● Task requirements
Gather each line of the records where "title" appears.

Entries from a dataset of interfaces

____

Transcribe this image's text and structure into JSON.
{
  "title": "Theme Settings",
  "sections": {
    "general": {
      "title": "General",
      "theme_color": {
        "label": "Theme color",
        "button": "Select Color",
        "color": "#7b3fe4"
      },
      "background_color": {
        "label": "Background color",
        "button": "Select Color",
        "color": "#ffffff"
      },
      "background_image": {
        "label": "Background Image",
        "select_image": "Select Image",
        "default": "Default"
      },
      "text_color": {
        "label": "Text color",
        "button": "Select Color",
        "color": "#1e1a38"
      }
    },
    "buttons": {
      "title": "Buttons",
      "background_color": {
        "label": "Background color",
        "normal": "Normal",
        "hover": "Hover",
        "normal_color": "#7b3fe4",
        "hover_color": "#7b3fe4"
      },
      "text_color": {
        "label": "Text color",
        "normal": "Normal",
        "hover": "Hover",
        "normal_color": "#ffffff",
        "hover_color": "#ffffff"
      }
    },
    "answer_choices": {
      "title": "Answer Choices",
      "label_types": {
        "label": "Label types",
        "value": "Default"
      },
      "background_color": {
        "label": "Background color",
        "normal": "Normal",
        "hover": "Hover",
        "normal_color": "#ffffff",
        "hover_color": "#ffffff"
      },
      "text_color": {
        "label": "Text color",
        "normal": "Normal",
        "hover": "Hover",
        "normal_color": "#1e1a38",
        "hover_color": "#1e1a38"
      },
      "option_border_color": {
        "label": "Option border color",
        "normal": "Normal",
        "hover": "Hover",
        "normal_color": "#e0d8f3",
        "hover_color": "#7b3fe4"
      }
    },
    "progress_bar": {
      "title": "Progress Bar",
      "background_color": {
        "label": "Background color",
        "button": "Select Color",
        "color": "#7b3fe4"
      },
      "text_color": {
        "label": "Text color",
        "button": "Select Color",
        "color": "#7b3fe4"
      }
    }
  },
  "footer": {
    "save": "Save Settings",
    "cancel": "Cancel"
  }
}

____

● Solution to this problem
  "title": "Theme Settings",
      "title": "General",
      "title": "Buttons",
      "title": "Answer Choices",
      "title": "Progress Bar",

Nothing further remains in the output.